NHS Confed 2019
I spent two of my days this week representing Mersey Care and the Zero Suicide Alliance (ZSA) at the annual NHS Confed Event in Manchester, which allowed me to discuss our aims and strategy with NHS leaders and healthcare businesses.
One of the major topics of conversation was the announcement last week from the Prime Minister, who has pledged to encourage all 1.2 million NHS staff to take the free 20-minute online training we have developed on behalf of the ZSA.
It means that regardless of where they work within the NHS, be it on the frontline or elsewhere within the healthcare system, they will now be asked to take our training. It won’t make everyone suicide prevention experts but the training course we’ve developed, using clinical expertise and the knowledge from those who have lived experience of suicide, will make those who take the training more aware of the signs and better able to approach friends, colleagues and members of the public that are struggling.
For the NHS Confederation and the Prime Minister to back our training in this way will have a huge impact on our aims to de-stigmatise suicide and suicidal thinking. Critically, if we can get the 1.2 million people within the NHS behind this we really have a massive movement in place.
Social movements start with engagement and this is no different. If we can get each and every NHS worker taking the training and then get them talking about it with their friends, families and in their communities, just think how quickly the message will spread. Very quickly, almost like a wave, we can get a core set of messages out into our homes, our families, our businesses, our hospitals, so it’s really a hugely important moment for us.
The training in itself is important for a couple of reasons. We know when we ask people before they take the training whether suicide is inevitable around 70-80 percent answer yes. After the training, just a 20 minute investment of your time, that number drops dramatically to 10 percent. That’s really important because if you think something is inevitable how are you going to prevent it? Getting people to move from the notion of inevitability to preventability is really important. This really simple training tool does that.
The second thing it does is break that myth that if you talk to people about suicide they are more likely to try and complete a suicide. Actually all the evidence shows that if you talk to people in the right way, empathetically and with interest about suicide, you decrease the chance of them attempting to complete a suicide. There’s a double benefit to take a 20 minute detour in your day so please do the training.
The Confed was a really useful event to attend for our ZSA team, who managed to get a number of delegates to take the training and signed up around 50 new business and individuals as members of the Alliance. By spreading the word at events like this, we hope the momentum for the training keeps building towards our objective of a million people taking the online course.
As Chief Executive it’s not always possible to get out to all our different sites as much as I’d like to meet you all. Every time I do go on site visits it’s nearly always a rewarding experience and I often come away with ideas for improvements and really good feedback on what we do right and what needs work.
That was no different this week with a valuable visit to our Croxteth and Norris Green District Nursing team, who gave me plenty of learning to take away, as did my visit to our Crisis Resolution and Home Treatment team.
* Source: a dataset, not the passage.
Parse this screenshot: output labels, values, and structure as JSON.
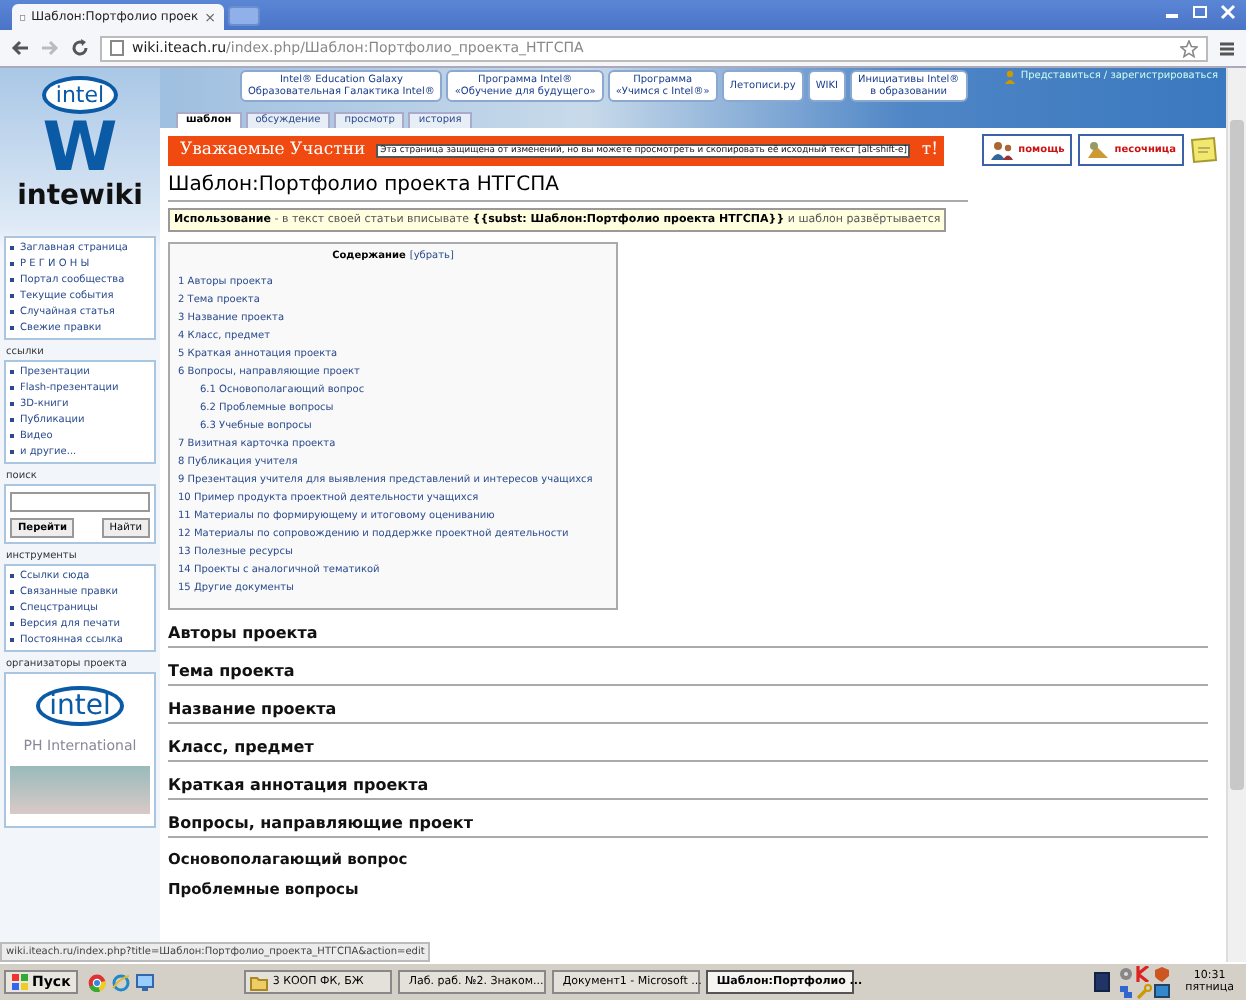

As ever, I’m always impressed with the passion, energy and dedication to providing high quality care from colleagues across the trust in the community and mental health.
Many congratulations to Dr Arun Chidambaram, who has been appointed Medical Director for Operations, a role that he took up on 20 June 2019.
This is the first of a series of new roles which have been established following a wide-ranging review of medical management and leadership in the Trust over the past 12 months.